If we want to end AIDS by 2030, we cant do it without tried-and-tested programs like the President’s Emergency Plan for AIDS Relief, or PEPFAR, which needs to be reauthorized by Congress this year. Since 2003, PEPFAR has helped save 25 million lives from HIV/AIDS and helped us reach many public health milestones along the way.
3 PEPFAR takeaways from the new UNAIDS report:
PEPFAR saves lives
Between prevention and treatment, PEPFAR has made decisive, continued impact on the fight against HIV/AIDS, according to UNAIDS. Between 2010 and 2022, new HIV infections dropped by 57% in PEPFAR-supported countries, as compared to 38% globally. AIDS-related deaths in those countries fell by 59% in the same time period.
PEPFAR promotes healthier futures for children
We know PEPFAR has helped ensure 5.5 million babies were born HIV-free and supports 7 million orphans and children through various programs.
The UNAIDS report breaks it down further. In PEPFAR-supported countries, between 2010 and 2022, new HIV infections among children dropped from 1.7 million to 820,000.
US support for the fight against HIV/AIDS leads partners to step up
Since 2003, the US has invested more than $100 billion in the global response to HIV/AIDS through PEPFAR the largest commitment by any one nation to fight a single disease.

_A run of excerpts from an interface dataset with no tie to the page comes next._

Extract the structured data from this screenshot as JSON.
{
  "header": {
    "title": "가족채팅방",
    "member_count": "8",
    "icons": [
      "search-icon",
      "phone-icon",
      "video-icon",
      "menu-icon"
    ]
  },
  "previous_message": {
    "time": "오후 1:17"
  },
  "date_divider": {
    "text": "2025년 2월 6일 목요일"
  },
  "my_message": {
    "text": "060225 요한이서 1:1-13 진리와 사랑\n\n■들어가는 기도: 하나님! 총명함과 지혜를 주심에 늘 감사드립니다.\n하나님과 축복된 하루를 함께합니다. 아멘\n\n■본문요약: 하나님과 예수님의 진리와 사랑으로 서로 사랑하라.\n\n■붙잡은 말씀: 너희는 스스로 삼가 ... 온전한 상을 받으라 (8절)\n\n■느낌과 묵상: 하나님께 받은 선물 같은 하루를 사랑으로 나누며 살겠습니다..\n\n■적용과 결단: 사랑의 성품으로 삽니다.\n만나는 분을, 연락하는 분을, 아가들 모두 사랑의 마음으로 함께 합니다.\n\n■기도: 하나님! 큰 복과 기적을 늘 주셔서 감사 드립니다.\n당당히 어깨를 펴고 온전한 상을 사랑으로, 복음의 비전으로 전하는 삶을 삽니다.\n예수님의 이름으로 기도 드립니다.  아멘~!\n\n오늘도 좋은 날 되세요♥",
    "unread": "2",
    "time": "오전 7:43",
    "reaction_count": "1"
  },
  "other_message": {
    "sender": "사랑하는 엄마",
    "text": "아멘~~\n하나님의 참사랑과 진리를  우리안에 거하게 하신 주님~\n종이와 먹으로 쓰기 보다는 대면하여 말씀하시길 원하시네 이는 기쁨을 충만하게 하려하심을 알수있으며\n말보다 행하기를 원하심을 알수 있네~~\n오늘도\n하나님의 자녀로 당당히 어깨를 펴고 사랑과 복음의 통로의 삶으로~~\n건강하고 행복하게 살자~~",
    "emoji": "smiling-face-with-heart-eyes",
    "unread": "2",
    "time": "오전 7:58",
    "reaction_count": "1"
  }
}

While annual funding for PEPFAR hasnt changed much over the last decade, PEPFAR continues to have a positive impact on domestic financing for HIV in the countries where it works. According to UNAIDS, in the majority of PEPFAR-supported countries that provided data, the increase in funding from PEPFAR and the Global Fund to Fight AIDS, Tuberculosis and Malaria triggered an increase in their domestic HIV funding.
The fight against HIV/AIDS is one we can win provided we make the best use of the tools we know to be successful. Its imperative that Congress reauthorizes PEPFAR this year so it can continue its lifesaving work and move us closer to a day where we end HIV/AIDS as a public health threat for everyone, everywhere.
Want to learn more about PEPFAR? Keep an eye on the ONE blog this story is a part of our PEPFAR at 20 series highlighting the programs life-saving work while we fight for reauthorization in 2023!